Graham Construction a ‘missing link’ in Children’s Hospital worksite death trial, defence lawyer says

The question of why Graham Construction, the main contractor on the Jim Pattison Children’s Hospital in Saskatoon, isn’t implicated in the death of a man who died at the construction site three years ago came up Wednesday at the trial of the two companies that are charged in the man’s death.

Eric Ndayishimiye, 21, was labouring at the hospital site on July 21, 2016, when an approximately-19-foot-high table cart, or construction lift, fell and struck him, court has heard. He died in hospital shortly after.

Banff Constructors, a subcontractor to Graham Construction, and Pilosio Canada, an equipment supplier to Graham Construction, are each charged under separate sections of the Saskatchewan Employment Act: 

  • Banff is charged with failing to ensure the use, handling and transport of equipment was done “in a manner that protects the health and safety of workers,” as well as not providing instruction, training and supervision necessary to protect Ndayishimiye’s health. 
  • Pilosio is charged with failing to ensure the equipment was safe when used with instructions.

According to the agreed statement of facts, Pilosio Canada supplied the construction lift directly to Graham Construction, while Ndayishimiye was an employee of Banff Constructors.

Eric Ndayishimiye was 21 and wanted to be an actor, his family has previously said. (CBC Archive)

‘We have this missing link’

The chain-of-possession for the lift was seized upon Wednesday by Jonathan Frustaglio, the lawyer for Pilosio Canada, as he argued that Pilosio Canada and Banff Constructors should be tried separately.

“We’re still a little bit perplexed as to why Graham has not been implicated in this incident, why Graham is not considered a contractor, why Graham is not considered an employee, or at the very least why Graham is not even considered a supplier of the equipment in light of the fact that Pilosio gave the equipment to Graham and Graham then in turn…. provided that equipment to Banff Constructors,” Frustaglio said.

Graham Construction gave Banff Constructors the construction lift “without the knowledge or consent of Pilosio,” Frustaglio said.

“We have this missing link that’s not involved here,” Frustaglio said, adding that Graham Construction’s absence from the trial “creates an issue between all of the parties.” 

“I was wondering too why Graham wasn’t on here, quite frankly,” Judge Brent Klause said.

‘Banff is the employer in this case’

Buffy Rodgers, the Crown lawyer on the case, previously said, “Banff is the employer in this case. The Crown has pursued charges against the supplier of the equipment and the employer of the workers involved.”

CBC News has reached out to Graham Construction for comment. The company said it would provide a comment Thursday.

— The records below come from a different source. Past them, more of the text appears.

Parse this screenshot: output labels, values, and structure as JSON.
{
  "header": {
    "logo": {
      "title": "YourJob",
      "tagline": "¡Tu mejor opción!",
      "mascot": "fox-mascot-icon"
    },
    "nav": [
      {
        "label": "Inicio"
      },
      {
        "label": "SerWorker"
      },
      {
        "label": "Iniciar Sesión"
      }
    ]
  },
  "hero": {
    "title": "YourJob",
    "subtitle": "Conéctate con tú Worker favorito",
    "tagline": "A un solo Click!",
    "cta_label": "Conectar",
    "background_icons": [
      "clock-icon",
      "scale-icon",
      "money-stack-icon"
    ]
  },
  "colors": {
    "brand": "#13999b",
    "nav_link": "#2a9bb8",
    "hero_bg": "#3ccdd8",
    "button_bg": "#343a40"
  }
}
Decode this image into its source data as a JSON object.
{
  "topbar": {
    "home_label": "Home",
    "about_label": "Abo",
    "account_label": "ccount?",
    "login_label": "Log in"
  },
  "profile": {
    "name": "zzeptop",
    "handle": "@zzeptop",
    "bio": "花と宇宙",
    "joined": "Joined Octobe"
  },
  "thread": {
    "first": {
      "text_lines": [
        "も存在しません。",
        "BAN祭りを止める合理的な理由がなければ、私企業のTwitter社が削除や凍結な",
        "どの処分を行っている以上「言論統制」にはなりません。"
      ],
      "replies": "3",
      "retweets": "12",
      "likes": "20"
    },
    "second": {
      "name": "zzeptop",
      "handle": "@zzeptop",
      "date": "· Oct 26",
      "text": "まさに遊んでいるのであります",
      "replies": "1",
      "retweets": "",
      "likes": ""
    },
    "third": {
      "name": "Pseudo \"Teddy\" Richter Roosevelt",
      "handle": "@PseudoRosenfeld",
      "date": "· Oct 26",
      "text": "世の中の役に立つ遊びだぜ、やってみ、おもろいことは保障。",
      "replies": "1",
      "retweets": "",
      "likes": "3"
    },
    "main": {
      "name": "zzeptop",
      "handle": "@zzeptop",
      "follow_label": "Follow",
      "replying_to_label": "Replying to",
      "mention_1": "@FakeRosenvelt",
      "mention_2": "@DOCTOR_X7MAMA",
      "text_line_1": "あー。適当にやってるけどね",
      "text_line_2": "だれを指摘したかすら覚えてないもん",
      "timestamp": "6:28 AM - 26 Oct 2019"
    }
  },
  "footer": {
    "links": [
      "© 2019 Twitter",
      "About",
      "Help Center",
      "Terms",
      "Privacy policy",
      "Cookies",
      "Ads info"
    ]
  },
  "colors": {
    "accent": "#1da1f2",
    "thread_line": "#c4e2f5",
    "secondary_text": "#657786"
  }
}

Construction workers at the Jim Pattison Children’s Hospital site in July 2016 look as a forensic officer photographs the scene where Eric Ndayishimiye was injured by a falling construction lift, seen upturned here. The hammer Ndayishimiye was holding can also be seen. (Saskatoon Police Service/court exhibit)

Saskatchewan has a maximum penalty of up to $1.5 million for incidents causing the death of a worker.

“This matter is quite important, with very serious ramifications for both co-accused,” Frustaglio said, adding that the his client also potentially faces a 40 per cent victim surcharge.

Frustaglio cited the different charges facing each co-accused as another reason for splitting up the court process. 

Frustaglio first flagged his intent to apply for two trials Tuesday, after the lawyer for Banff Constructors signalled his intent to call an expert witness who would be “damaging” to Pilosio.

The trial, which is expected to last three weeks, will continue Thursday with testimony from a Pilosio Canada sales representative.

Klause decided Wednesday that the Crown would present the rest of its evidence while he mulls over Frustaglio’s request for two trials. 

Should that request be granted, the Crown evidence in the first case would simply be “adopted” for the second trial.